Davis-Besse plant may be closed in cost-cutting move
CARROLL TOWNSHIP – The Davis-Besse Nuclear Power Station — along with its hundreds of high-paying jobs and the millions in tax dollars it generates for the surrounding community — could soon be closed.
Akron-based FirstEnergy Corp., which owns the plant, is planning to sell or close the plant and several others in 2017 or early 2018 unless state officials change energy regulations that would make it financially feasible to keep the plants running, said CEO Chuck Jones in an industry conference. And it looks unlikely that the state would take those measures, he said.
“We have made our decision that over the next 12 to 18 months we’re going to exit competitive generation and become a fully regulated company,” Jones said. “We are not going to wait on those states to decide what they are going to do there.”

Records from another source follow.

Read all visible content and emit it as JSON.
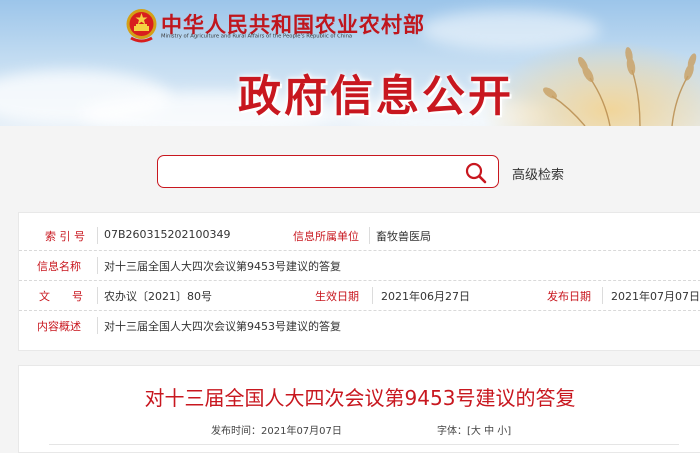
{
  "header": {
    "ministry_cn": "中华人民共和国农业农村部",
    "ministry_en": "Ministry of Agriculture and Rural Affairs of the People's Republic of China",
    "page_title": "政府信息公开",
    "emblem_icon": "national-emblem-icon"
  },
  "search": {
    "placeholder": "",
    "value": "",
    "icon": "search-icon",
    "advanced_label": "高级检索"
  },
  "info": {
    "index_label": "索 引 号",
    "index_value": "07B260315202100349",
    "dept_label": "信息所属单位",
    "dept_value": "畜牧兽医局",
    "name_label": "信息名称",
    "name_value": "对十三届全国人大四次会议第9453号建议的答复",
    "doc_label": "文　　号",
    "doc_value": "农办议〔2021〕80号",
    "effective_label": "生效日期",
    "effective_value": "2021年06月27日",
    "publish_label": "发布日期",
    "publish_value": "2021年07月07日",
    "summary_label": "内容概述",
    "summary_value": "对十三届全国人大四次会议第9453号建议的答复"
  },
  "article": {
    "title": "对十三届全国人大四次会议第9453号建议的答复",
    "publish_time": "发布时间：2021年07月07日",
    "font_label": "字体：[",
    "font_large": "大",
    "font_medium": "中",
    "font_small": "小",
    "font_end": "]"
  },
  "colors": {
    "accent_red": "#c8171f",
    "sky_blue": "#9cc5ea",
    "page_bg": "#f4f4f4"
  }
}
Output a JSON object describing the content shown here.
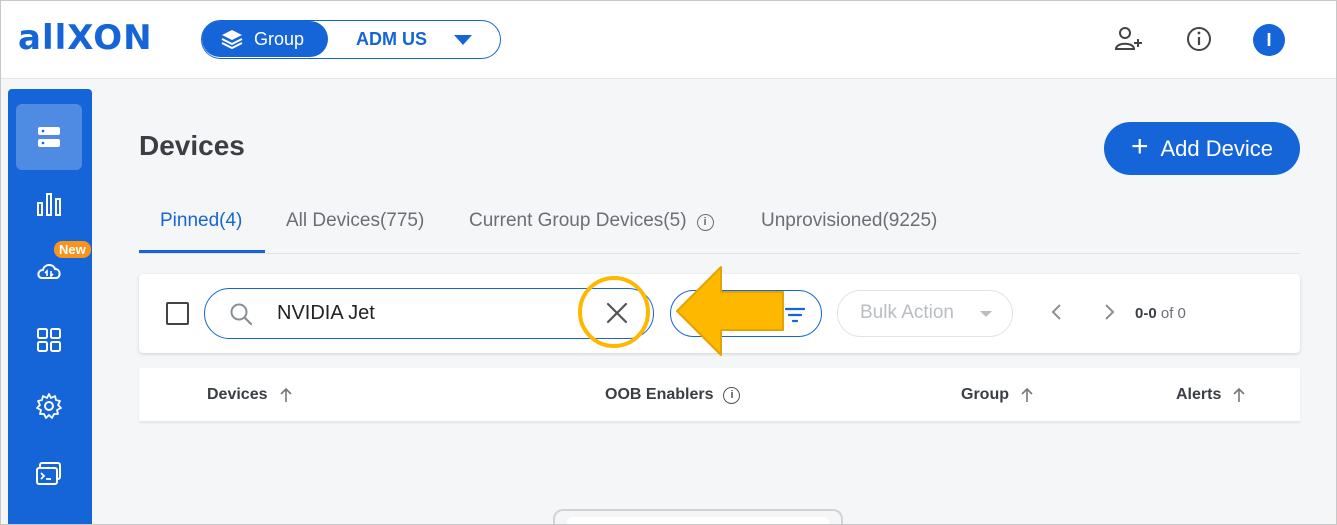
{
  "brand": {
    "logo_text": "allXON",
    "accent": "#1565d8",
    "highlight": "#ffb800"
  },
  "header": {
    "group_label": "Group",
    "group_value": "ADM US",
    "avatar_initial": "I",
    "icons": [
      "add-user-icon",
      "info-icon"
    ]
  },
  "sidebar": {
    "items": [
      {
        "icon": "devices-icon",
        "active": true
      },
      {
        "icon": "analytics-icon"
      },
      {
        "icon": "cloud-sync-icon",
        "badge": "New"
      },
      {
        "icon": "apps-grid-icon"
      },
      {
        "icon": "settings-gear-icon"
      },
      {
        "icon": "terminal-icon"
      }
    ]
  },
  "page": {
    "title": "Devices",
    "add_button_label": "Add Device",
    "tabs": [
      {
        "label": "Pinned(4)",
        "active": true
      },
      {
        "label": "All Devices(775)"
      },
      {
        "label": "Current Group Devices(5)",
        "info_icon": true
      },
      {
        "label": "Unprovisioned(9225)"
      }
    ]
  },
  "filter": {
    "search_value": "NVIDIA Jet",
    "bulk_action_label": "Bulk Action",
    "pagination_range": "0-0",
    "pagination_total": "of 0"
  },
  "table": {
    "columns": [
      {
        "label": "Devices",
        "sort": "asc"
      },
      {
        "label": "OOB Enablers",
        "info_icon": true
      },
      {
        "label": "Group",
        "sort": "asc"
      },
      {
        "label": "Alerts",
        "sort": "asc"
      }
    ]
  },
  "info_glyph": "i"
}
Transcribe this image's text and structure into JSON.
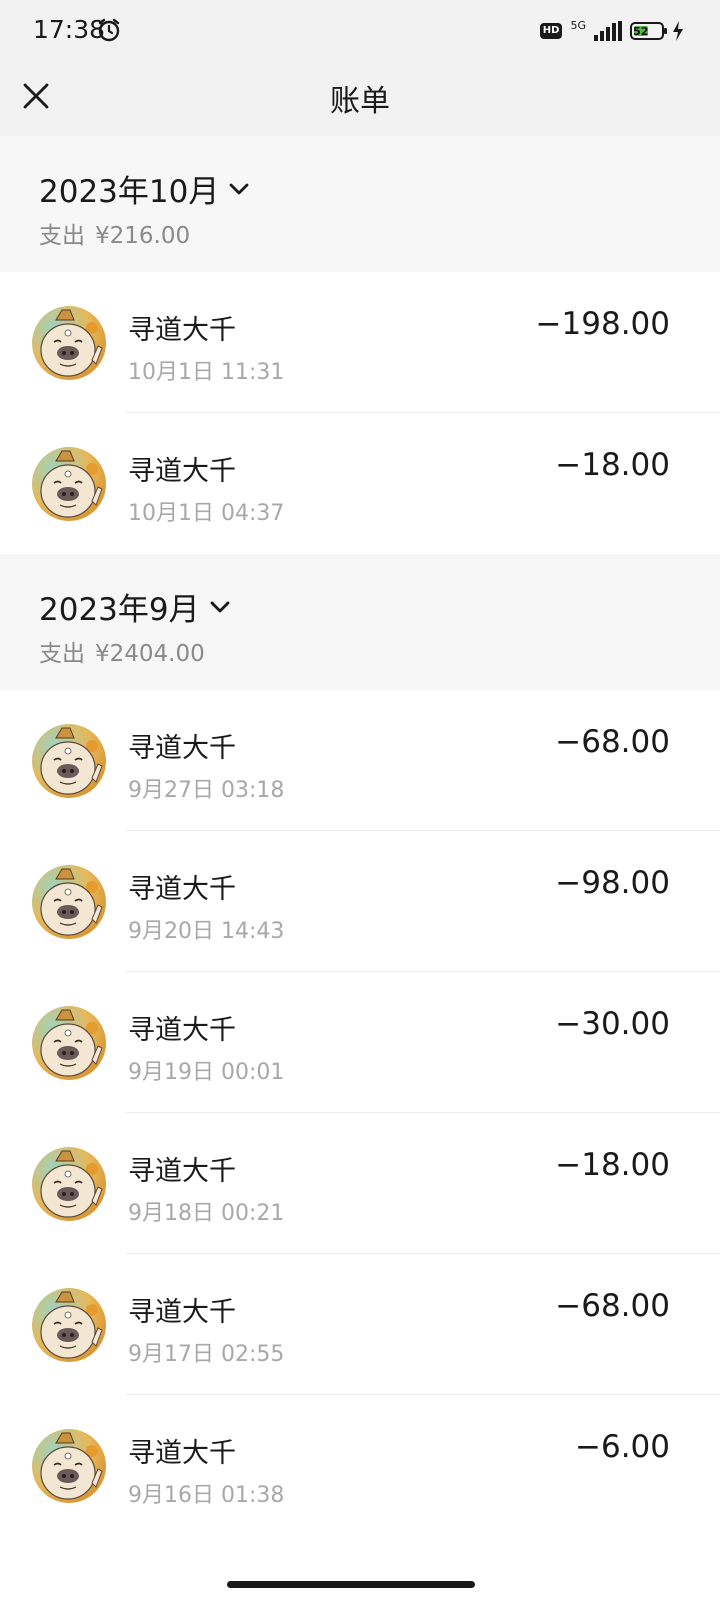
{
  "status_bar": {
    "time": "17:38",
    "hd": "HD",
    "network": "5G",
    "battery": "52"
  },
  "header": {
    "title": "账单"
  },
  "months": [
    {
      "title": "2023年10月",
      "expense_label": "支出",
      "expense_amount": "¥216.00",
      "transactions": [
        {
          "name": "寻道大千",
          "time": "10月1日 11:31",
          "amount": "−198.00"
        },
        {
          "name": "寻道大千",
          "time": "10月1日 04:37",
          "amount": "−18.00"
        }
      ]
    },
    {
      "title": "2023年9月",
      "expense_label": "支出",
      "expense_amount": "¥2404.00",
      "transactions": [
        {
          "name": "寻道大千",
          "time": "9月27日 03:18",
          "amount": "−68.00"
        },
        {
          "name": "寻道大千",
          "time": "9月20日 14:43",
          "amount": "−98.00"
        },
        {
          "name": "寻道大千",
          "time": "9月19日 00:01",
          "amount": "−30.00"
        },
        {
          "name": "寻道大千",
          "time": "9月18日 00:21",
          "amount": "−18.00"
        },
        {
          "name": "寻道大千",
          "time": "9月17日 02:55",
          "amount": "−68.00"
        },
        {
          "name": "寻道大千",
          "time": "9月16日 01:38",
          "amount": "−6.00"
        }
      ]
    }
  ],
  "colors": {
    "accent": "#1a1a1a",
    "muted": "#8a8a8a",
    "battery": "#57b947"
  },
  "icons": {
    "close": "close-icon",
    "chevron": "chevron-down-icon",
    "alarm": "alarm-icon",
    "avatar": "pig-avatar-icon"
  }
}
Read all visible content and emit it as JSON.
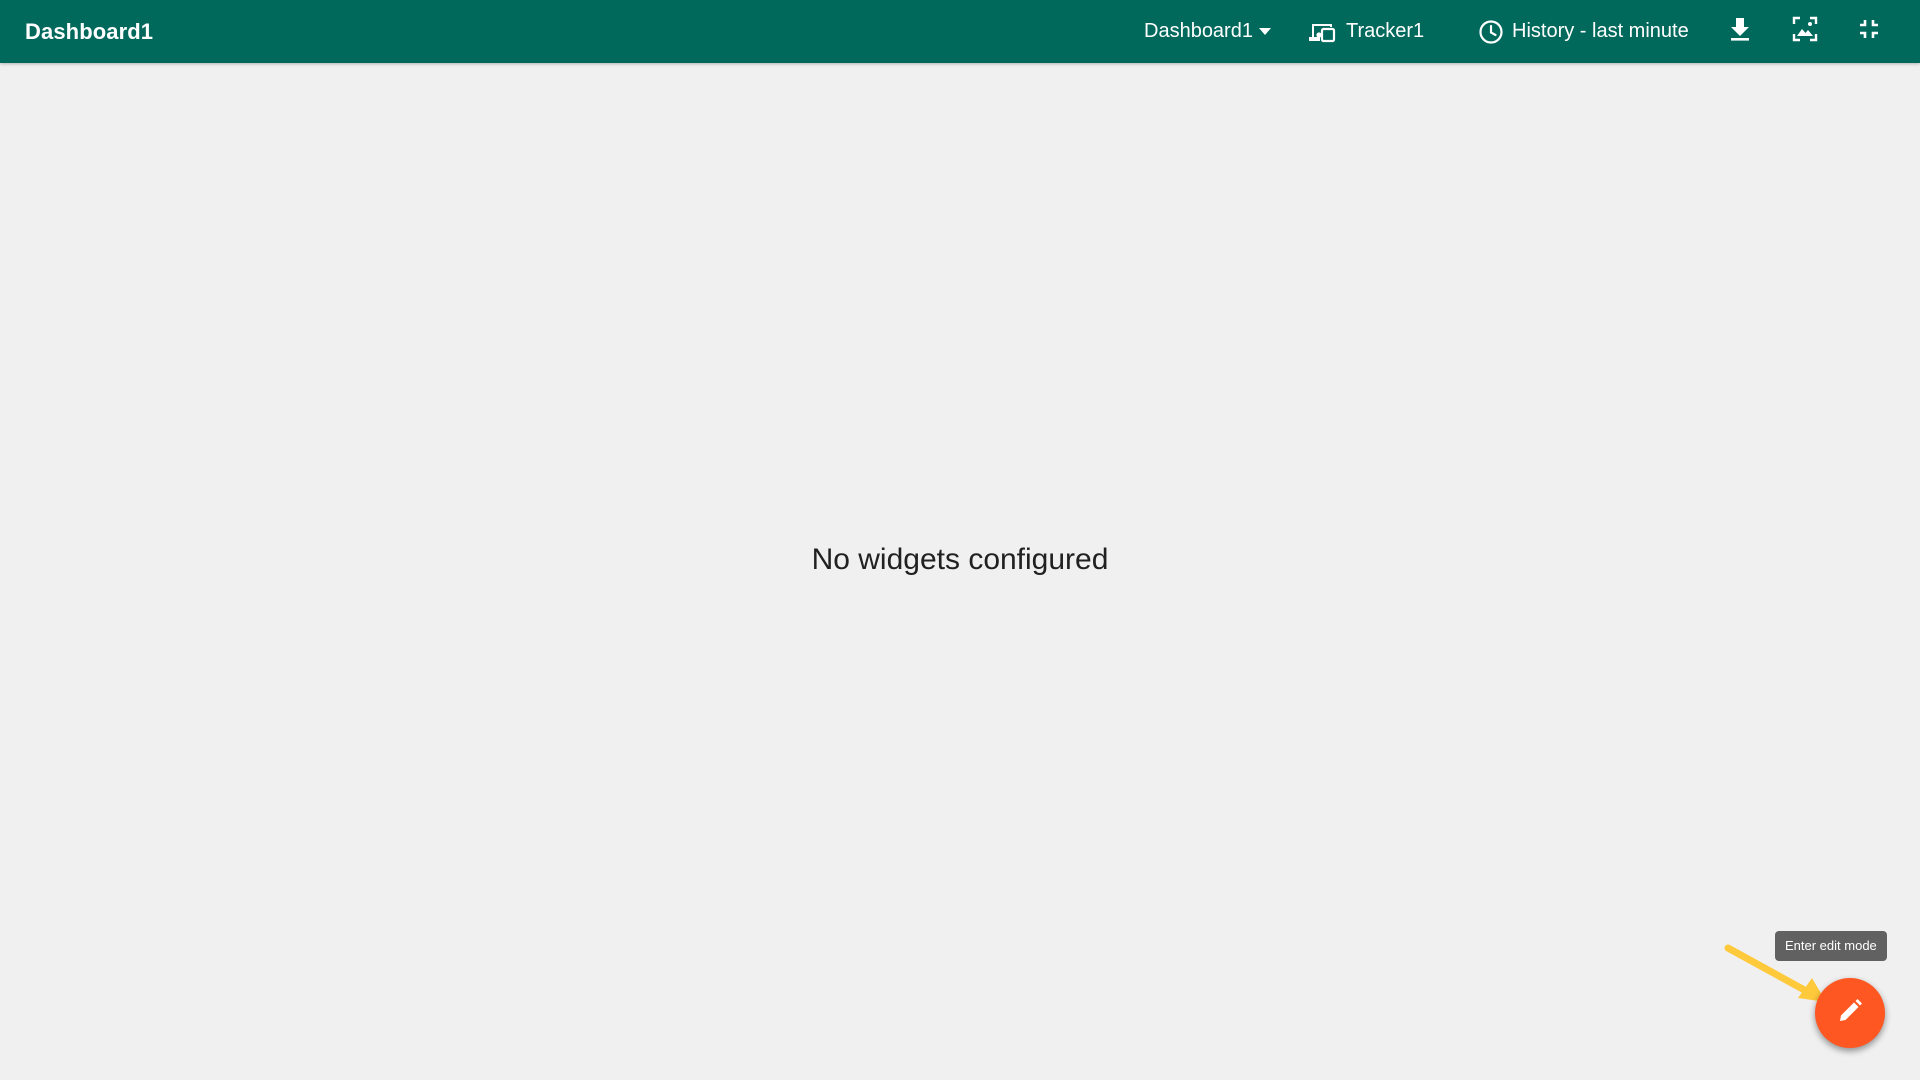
{
  "toolbar": {
    "title": "Dashboard1",
    "dashboard_select": {
      "selected": "Dashboard1",
      "icon": "caret-down-icon"
    },
    "tracker": {
      "label": "Tracker1",
      "icon": "devices-icon"
    },
    "history": {
      "label": "History - last minute",
      "icon": "clock-icon"
    },
    "actions": [
      {
        "name": "download",
        "icon": "download-icon"
      },
      {
        "name": "screenshot",
        "icon": "screenshot-icon"
      },
      {
        "name": "exit-fullscreen",
        "icon": "fullscreen-exit-icon"
      }
    ]
  },
  "main": {
    "empty_message": "No widgets configured"
  },
  "fab": {
    "tooltip": "Enter edit mode",
    "icon": "pencil-icon"
  },
  "colors": {
    "toolbar_bg": "#00695c",
    "page_bg": "#f0f0f0",
    "fab_bg": "#ff5722",
    "tooltip_bg": "#616161",
    "annotation_arrow": "#ffc93c"
  }
}
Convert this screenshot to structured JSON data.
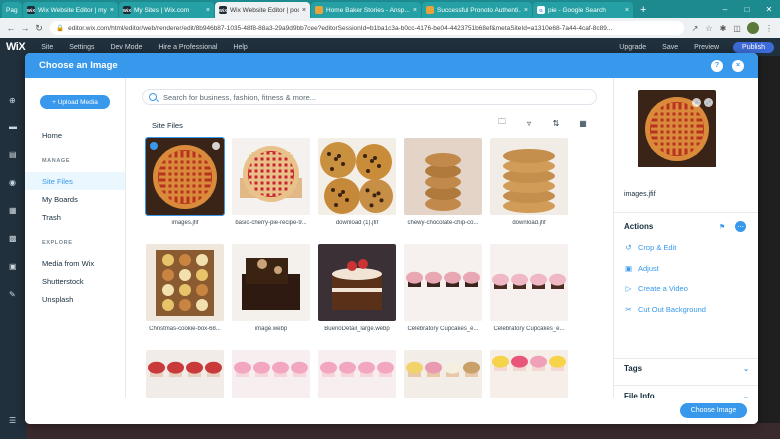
{
  "browser": {
    "tabs": [
      {
        "label": "Pag",
        "icon": "",
        "active": false,
        "color": "#25a0a4"
      },
      {
        "label": "Wix Website Editor | my-w...",
        "icon": "WiX",
        "active": false,
        "color": "#ffffff"
      },
      {
        "label": "My Sites | Wix.com",
        "icon": "WiX",
        "active": false,
        "color": "#ffffff"
      },
      {
        "label": "Wix Website Editor | poob...",
        "icon": "WiX",
        "active": true,
        "color": "#ffffff"
      },
      {
        "label": "Home Baker Stories - Ansp...",
        "icon": "",
        "active": false,
        "color": "#ffffff"
      },
      {
        "label": "Successful Pronoto Authenti...",
        "icon": "",
        "active": false,
        "color": "#ffffff"
      },
      {
        "label": "pie - Google Search",
        "icon": "G",
        "active": false,
        "color": "#ffffff"
      }
    ],
    "new_tab": "+",
    "url": "editor.wix.com/html/editor/web/renderer/edit/8b946b87-1035-48f8-88a3-29a9d9bb7cee?editorSessionId=b1ba1c3a-b0cc-4176-be04-4423751b68ef&metaSiteId=a1310e68-7a44-4caf-8c89..."
  },
  "wix_header": {
    "logo": "WiX",
    "menu": [
      "Site",
      "Settings",
      "Dev Mode",
      "Hire a Professional",
      "Help"
    ],
    "right": [
      "Upgrade",
      "Save",
      "Preview"
    ],
    "publish": "Publish"
  },
  "modal": {
    "title": "Choose an Image",
    "help_label": "?",
    "close_label": "×",
    "upload_button": "+ Upload Media",
    "home": "Home",
    "manage_heading": "MANAGE",
    "manage_items": [
      "Site Files",
      "My Boards",
      "Trash"
    ],
    "explore_heading": "EXPLORE",
    "explore_items": [
      "Media from Wix",
      "Shutterstock",
      "Unsplash"
    ],
    "search_placeholder": "Search for business, fashion, fitness & more...",
    "section_title": "Site Files",
    "choose_button": "Choose Image"
  },
  "files": [
    {
      "caption": "images.jfif",
      "selected": true,
      "kind": "pie"
    },
    {
      "caption": "basic-cherry-pie-recipe-9...",
      "selected": false,
      "kind": "cherrypie"
    },
    {
      "caption": "download (1).jfif",
      "selected": false,
      "kind": "cookies"
    },
    {
      "caption": "chewy-chocolate-chip-co...",
      "selected": false,
      "kind": "cookiestack"
    },
    {
      "caption": "download.jfif",
      "selected": false,
      "kind": "cookiestack2"
    },
    {
      "caption": "Christmas-cookie-box-68...",
      "selected": false,
      "kind": "cookiebox"
    },
    {
      "caption": "image.webp",
      "selected": false,
      "kind": "brownie"
    },
    {
      "caption": "BuenoDetail_large.webp",
      "selected": false,
      "kind": "cake"
    },
    {
      "caption": "Celebratory Cupcakes_e...",
      "selected": false,
      "kind": "cupcakes"
    },
    {
      "caption": "Celebratory Cupcakes_e...",
      "selected": false,
      "kind": "cupcakes2"
    },
    {
      "caption": "",
      "selected": false,
      "kind": "cupcakesred"
    },
    {
      "caption": "",
      "selected": false,
      "kind": "cupcakespink"
    },
    {
      "caption": "",
      "selected": false,
      "kind": "cupcakespink"
    },
    {
      "caption": "",
      "selected": false,
      "kind": "cupcakesmixed"
    },
    {
      "caption": "",
      "selected": false,
      "kind": "cupcakesyellow"
    }
  ],
  "details": {
    "filename": "images.jfif",
    "actions_title": "Actions",
    "actions": [
      {
        "label": "Crop & Edit",
        "icon": "crop-icon"
      },
      {
        "label": "Adjust",
        "icon": "adjust-icon"
      },
      {
        "label": "Create a Video",
        "icon": "video-icon"
      },
      {
        "label": "Cut Out Background",
        "icon": "cutout-icon"
      }
    ],
    "tags": "Tags",
    "file_info": "File Info"
  },
  "colors": {
    "accent": "#3899ec",
    "header": "#20303c",
    "tabbar": "#1c8a8e"
  }
}
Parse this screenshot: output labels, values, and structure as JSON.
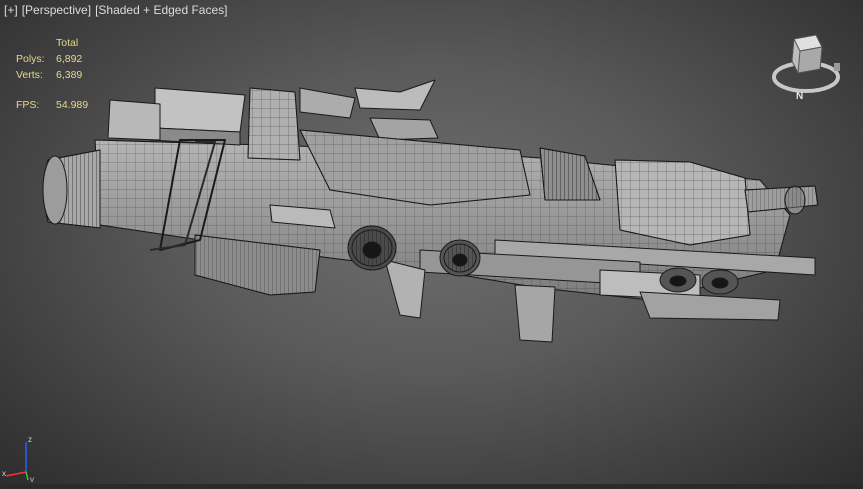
{
  "viewport": {
    "labels": [
      "[+]",
      "[Perspective]",
      "[Shaded + Edged Faces]"
    ]
  },
  "stats": {
    "header": "Total",
    "polys_label": "Polys:",
    "polys_value": "6,892",
    "verts_label": "Verts:",
    "verts_value": "6,389",
    "fps_label": "FPS:",
    "fps_value": "54.989"
  },
  "viewcube": {
    "compass_label": "N"
  },
  "axis": {
    "x_label": "x",
    "y_label": "y",
    "z_label": "z"
  },
  "colors": {
    "stats_text": "#e8d98a",
    "header_text": "#dcdcdc",
    "mesh_fill": "#9a9a9a",
    "mesh_edge": "#1a1a1a",
    "background": "#5a5a5a"
  }
}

But a crucial question is whether the plant will be sold — and kept open — or shuttered in a move that would slash jobs and tax revenue.
While a buyer of the plant would likely keep it running, Davis-Besse’s small size could make it harder to sell, said Charles Fishman, an analyst with Chicago-based Morningstar Inc. who covers FirstEnergy.
“That puts Davis-Besse a little more at risk than some of the others, but I still think there is a 50-50 chance someone buys it,” Fishman said.
An outright closure could be devastating for the communities surrounding the plant, which is located near the shore of Lake Erie in Ottawa County. Davis-Besse, which began generating electricity in 1977, was Ohio’s first nuclear power plant. It has a 900 megawatt generating capacity, enough to power 1 million homes, according to FirstEnergy.
“Closure of Davis-Besse would have significant economic impact on local and regional employment, as the plant also has several hundred contractors onsite everyday,” said Jamie Beier Grant, director of the Ottawa County Improvement Corp., an economic development body.
The plant also generates millions of dollars in tax revenue, said Ottawa County Auditor Larry Hartlaub.
For the 2015 tax year, Davis-Besse generated $10,212,988 in property and utility tax income, Hartlaub said. Of those funds, approximately $1.6 million went to county agencies or departments, $817,000 to Carroll Township, $7 million to the Benton-Carroll-Salem School District, $654,000 to Penta Vocational School, and $204,000 to the Oak Harbor Library, Hartlaub said.
The plant employs 624 people, FirstEnergy spokeswoman Stephanie Walton said. Employees at the plant took home an average of approximately $86,000 per year before benefits, according to a 2015 economic study of Davis-Besse by the Nuclear Energy Institute, a nonprofit organization that promotes nuclear power. An additional 4,600 workers, such as contractors, are tied to the plant in some way, the report said.
FirstEnergy remains cognizant of the local effects closures could have, Jones said at the November investor conference.
“We have 3,500 employees that work at those facilities and anything we can do to work with those states to ensure a secure future for those employees and ensure that these generating plants are around to serve customers for a long time, we are going to try to do,” he said. “Even though there is a significant potential FirstEnergy is not going to be the long-term owner of these generating units.”
The company has not provided more detail of when in the next 18 months it might move to sell or shutter 13 plants across Ohio and Pennsylvania, but FirstEnergy is likely to make the moves as soon as possible for financial reasons, Fishman said.
Beier Grant said she is actively engaged in conversations with Davis-Besse plant leadership, along with local and state officials regarding the plant’s future, but would not speculate on an outcome.